__DATA FOR ANALYSIS__
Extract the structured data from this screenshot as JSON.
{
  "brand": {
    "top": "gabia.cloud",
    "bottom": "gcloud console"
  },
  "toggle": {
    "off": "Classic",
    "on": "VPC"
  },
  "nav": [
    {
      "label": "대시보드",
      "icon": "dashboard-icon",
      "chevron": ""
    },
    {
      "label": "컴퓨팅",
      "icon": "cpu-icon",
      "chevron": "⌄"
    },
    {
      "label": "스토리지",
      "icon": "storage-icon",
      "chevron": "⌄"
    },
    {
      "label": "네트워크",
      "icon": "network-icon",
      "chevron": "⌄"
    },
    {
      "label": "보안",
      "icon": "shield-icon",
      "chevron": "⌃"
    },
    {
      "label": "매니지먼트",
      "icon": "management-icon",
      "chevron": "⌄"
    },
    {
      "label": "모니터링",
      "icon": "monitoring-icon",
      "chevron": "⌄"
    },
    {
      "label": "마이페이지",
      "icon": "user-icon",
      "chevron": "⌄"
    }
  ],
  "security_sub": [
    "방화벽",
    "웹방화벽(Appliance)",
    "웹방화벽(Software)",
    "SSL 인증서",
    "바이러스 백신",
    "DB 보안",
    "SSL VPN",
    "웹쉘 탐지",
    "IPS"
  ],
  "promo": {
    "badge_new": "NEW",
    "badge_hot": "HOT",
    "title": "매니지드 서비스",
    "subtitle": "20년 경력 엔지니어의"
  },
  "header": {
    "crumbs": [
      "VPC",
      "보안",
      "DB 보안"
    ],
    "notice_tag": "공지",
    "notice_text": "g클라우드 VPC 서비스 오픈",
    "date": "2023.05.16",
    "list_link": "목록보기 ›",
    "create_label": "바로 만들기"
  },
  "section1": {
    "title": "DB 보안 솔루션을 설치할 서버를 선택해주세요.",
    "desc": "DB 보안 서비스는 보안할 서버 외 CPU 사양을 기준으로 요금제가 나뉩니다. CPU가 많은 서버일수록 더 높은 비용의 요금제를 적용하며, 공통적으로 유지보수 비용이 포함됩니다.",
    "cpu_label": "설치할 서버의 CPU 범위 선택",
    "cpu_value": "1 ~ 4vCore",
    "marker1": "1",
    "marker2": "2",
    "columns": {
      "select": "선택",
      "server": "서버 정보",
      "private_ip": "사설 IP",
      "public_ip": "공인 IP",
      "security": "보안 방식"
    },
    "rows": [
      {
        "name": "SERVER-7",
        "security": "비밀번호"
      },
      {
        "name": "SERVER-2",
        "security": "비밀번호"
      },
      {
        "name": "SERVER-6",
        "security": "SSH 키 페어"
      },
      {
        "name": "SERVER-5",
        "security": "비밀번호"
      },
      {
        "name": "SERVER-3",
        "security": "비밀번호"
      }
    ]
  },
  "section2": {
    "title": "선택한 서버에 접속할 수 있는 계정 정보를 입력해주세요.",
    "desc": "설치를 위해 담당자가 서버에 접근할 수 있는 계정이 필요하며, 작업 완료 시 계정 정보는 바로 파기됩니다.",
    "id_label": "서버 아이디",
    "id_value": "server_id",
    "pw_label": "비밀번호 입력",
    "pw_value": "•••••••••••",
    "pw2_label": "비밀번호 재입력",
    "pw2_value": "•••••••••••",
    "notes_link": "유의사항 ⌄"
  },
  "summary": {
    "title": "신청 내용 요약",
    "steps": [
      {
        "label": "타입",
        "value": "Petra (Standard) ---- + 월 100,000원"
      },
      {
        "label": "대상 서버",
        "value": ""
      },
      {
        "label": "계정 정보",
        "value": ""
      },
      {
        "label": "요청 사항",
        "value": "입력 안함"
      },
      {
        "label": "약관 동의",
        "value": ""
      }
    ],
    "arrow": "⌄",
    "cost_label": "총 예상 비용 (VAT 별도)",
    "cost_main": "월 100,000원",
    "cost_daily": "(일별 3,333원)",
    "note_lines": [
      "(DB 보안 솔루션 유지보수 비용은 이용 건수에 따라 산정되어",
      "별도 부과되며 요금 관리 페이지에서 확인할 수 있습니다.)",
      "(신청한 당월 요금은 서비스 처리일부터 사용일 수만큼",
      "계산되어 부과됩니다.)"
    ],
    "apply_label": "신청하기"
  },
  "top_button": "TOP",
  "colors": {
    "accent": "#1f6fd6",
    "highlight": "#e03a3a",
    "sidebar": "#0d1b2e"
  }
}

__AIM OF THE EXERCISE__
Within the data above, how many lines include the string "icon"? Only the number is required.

__PROBLEM SOLUTION__
8